SoFi was founded on the business of helping high-earning graduates refinance their student loans. But perhaps ironically, CEO Michael Cagney thinks today’s record amount of student loan debt is a bad thing.

“I wish there were a lot less student loan debt out there,” Cagney said in an interview at Disrupt NY today. Part of the reason he believes so much debt exists is that students don’t get enough financial education before they go to college and agree to take out those loans.

“When you go to a school and take a loan out, no one explains what you can afford, how much money you’re going to make when you graduate and how much you’re able to pay back,” he explained.

Meanwhile, universities aren’t incentivized to provide that education because it’s in their interest to have students matriculate, and there’s no downside to the college when a graduate is unable to pay back their loans.

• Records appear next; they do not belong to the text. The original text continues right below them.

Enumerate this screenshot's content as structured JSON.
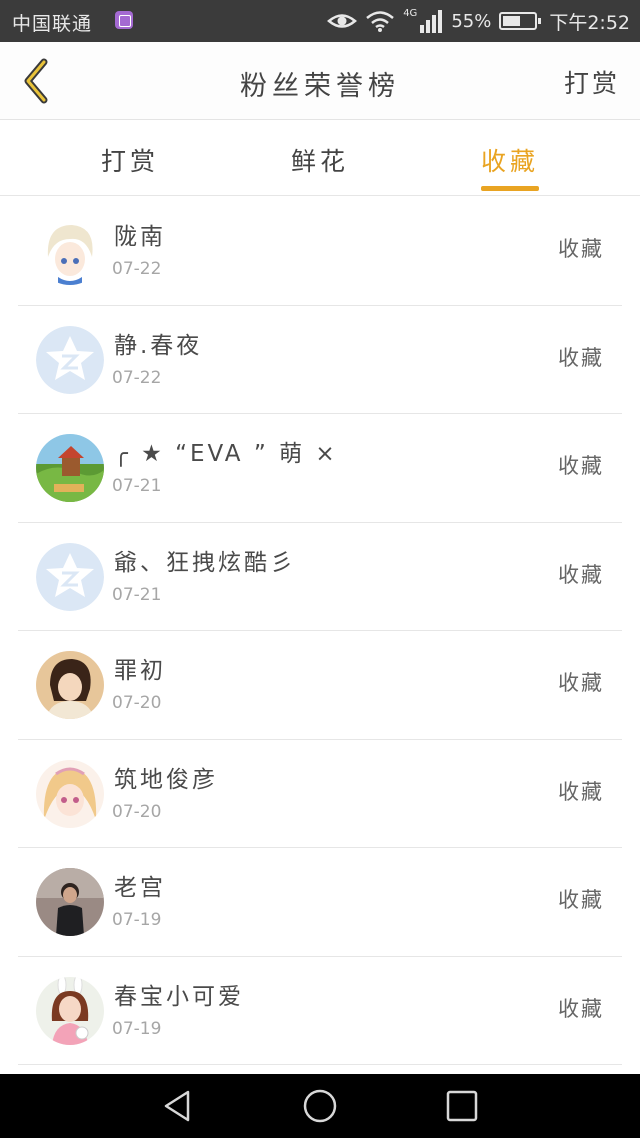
{
  "status_bar": {
    "carrier": "中国联通",
    "network": "4G",
    "battery_text": "55%",
    "battery_level": 0.55,
    "time": "下午2:52"
  },
  "header": {
    "title": "粉丝荣誉榜",
    "action_label": "打赏"
  },
  "tabs": [
    {
      "label": "打赏",
      "active": false
    },
    {
      "label": "鲜花",
      "active": false
    },
    {
      "label": "收藏",
      "active": true
    }
  ],
  "accent_color": "#e9a422",
  "list": [
    {
      "name": "陇南",
      "date": "07-22",
      "action": "收藏",
      "avatar": "anime-boy-avatar"
    },
    {
      "name": "静.春夜",
      "date": "07-22",
      "action": "收藏",
      "avatar": "default-qq-avatar"
    },
    {
      "name": "╭ ★ “EVA ” 萌 ×",
      "date": "07-21",
      "action": "收藏",
      "avatar": "landscape-avatar"
    },
    {
      "name": "爺、狂拽炫酷彡",
      "date": "07-21",
      "action": "收藏",
      "avatar": "default-qq-avatar"
    },
    {
      "name": "罪初",
      "date": "07-20",
      "action": "收藏",
      "avatar": "girl-photo-avatar"
    },
    {
      "name": "筑地俊彦",
      "date": "07-20",
      "action": "收藏",
      "avatar": "anime-girl-avatar"
    },
    {
      "name": "老宫",
      "date": "07-19",
      "action": "收藏",
      "avatar": "man-photo-avatar"
    },
    {
      "name": "春宝小可爱",
      "date": "07-19",
      "action": "收藏",
      "avatar": "girl-bunny-avatar"
    }
  ]
}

But if you find the right customers, the ballooning student debt problem could also be an opportunity, Cagney and his cofounders understood.

“When we were at Stanford, one of the things that was striking to us… was that no one in the Graduate School of Business had defaulted on a loan in 35 years, but they were paying 6.5%-7.5% in interest on those loans,” he said. “I thought we could provide a better experience to those people.”

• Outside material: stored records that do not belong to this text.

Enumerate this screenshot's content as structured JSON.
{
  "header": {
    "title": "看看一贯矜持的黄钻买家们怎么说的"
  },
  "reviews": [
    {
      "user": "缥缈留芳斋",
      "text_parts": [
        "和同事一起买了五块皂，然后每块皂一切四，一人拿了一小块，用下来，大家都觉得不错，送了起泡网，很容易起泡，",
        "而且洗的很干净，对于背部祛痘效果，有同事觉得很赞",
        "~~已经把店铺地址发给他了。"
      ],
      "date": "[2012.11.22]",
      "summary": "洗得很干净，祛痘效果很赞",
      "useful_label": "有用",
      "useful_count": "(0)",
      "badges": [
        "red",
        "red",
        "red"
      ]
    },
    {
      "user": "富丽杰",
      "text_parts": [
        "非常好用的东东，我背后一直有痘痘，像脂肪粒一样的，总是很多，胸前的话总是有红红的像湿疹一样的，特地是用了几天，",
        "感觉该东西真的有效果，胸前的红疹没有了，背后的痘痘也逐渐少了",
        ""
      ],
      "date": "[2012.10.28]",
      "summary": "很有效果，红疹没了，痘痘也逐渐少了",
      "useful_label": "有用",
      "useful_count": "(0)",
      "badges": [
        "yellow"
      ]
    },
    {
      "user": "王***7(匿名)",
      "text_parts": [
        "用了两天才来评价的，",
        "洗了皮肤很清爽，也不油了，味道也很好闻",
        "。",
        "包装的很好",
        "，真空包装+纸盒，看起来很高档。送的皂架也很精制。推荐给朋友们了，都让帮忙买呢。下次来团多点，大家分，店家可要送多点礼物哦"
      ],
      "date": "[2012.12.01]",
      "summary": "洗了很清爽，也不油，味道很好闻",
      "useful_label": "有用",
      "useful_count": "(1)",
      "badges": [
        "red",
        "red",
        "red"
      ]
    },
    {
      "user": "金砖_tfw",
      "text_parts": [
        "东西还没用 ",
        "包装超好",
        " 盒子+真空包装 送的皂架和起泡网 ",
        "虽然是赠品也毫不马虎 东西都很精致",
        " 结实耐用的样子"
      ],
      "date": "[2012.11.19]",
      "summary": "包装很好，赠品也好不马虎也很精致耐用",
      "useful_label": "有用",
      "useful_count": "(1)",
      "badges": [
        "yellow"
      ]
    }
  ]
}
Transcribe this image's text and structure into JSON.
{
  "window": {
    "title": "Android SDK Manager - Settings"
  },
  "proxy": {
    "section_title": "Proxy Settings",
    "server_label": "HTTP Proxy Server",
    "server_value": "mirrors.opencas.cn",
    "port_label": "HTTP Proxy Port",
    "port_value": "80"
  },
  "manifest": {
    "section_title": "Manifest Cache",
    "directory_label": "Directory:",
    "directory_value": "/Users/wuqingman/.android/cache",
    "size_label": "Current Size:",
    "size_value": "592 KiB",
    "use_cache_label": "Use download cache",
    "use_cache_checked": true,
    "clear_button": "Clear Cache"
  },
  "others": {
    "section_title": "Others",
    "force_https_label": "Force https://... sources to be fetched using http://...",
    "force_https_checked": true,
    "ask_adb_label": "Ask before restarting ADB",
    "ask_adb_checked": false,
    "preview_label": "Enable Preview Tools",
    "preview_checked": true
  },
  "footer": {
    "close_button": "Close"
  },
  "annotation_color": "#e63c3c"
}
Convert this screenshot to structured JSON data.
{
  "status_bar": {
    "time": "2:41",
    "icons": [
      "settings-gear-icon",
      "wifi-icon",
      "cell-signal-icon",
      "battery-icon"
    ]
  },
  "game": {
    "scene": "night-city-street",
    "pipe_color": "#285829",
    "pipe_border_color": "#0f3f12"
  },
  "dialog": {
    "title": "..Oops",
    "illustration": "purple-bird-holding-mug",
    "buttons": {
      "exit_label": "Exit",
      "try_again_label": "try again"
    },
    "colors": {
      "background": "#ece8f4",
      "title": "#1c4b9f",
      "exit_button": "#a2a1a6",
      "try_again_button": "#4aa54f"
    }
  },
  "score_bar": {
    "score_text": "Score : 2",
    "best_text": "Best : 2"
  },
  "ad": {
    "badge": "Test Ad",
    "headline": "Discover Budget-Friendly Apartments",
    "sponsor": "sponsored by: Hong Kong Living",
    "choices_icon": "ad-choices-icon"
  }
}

They realized they could provide a better experience not just to those who wished to refinance their student loans, but also to those seeking other financial services. “If you’re 35, you’re probably unhappy with what you get from your bank, from your student loan provider, from your wealth management provider,” Cagney said.

With that in mind, the company is moving into other lines of business. It’s already released a mortgage product and today released its wealth management solution. The company also has plans to launch more traditional banking products later in the year.

“One of the biggest challenges that we have is we want to give our members a deposit account, but the only way you can structure that today is with a banking license,” Cagney said. “We have the ability to apply and we probably will.” That said, he didn’t the rule out possibility of finding other ways to offer checking, deposit and credit card services.

While SoFi has grown pretty dramatically over the last several years, the company is in no rush to IPO.

“We’re not in a rush to go IPO,” Cagney said. The company is well capitalized, he noted, with $1.9 billion backing it. Most importantly, according to Cagney the company is already profitable. Besides, no one ever benefits from providing forward-looking guidance on public offerings.

“I always get into trouble for giving timelines,” he said.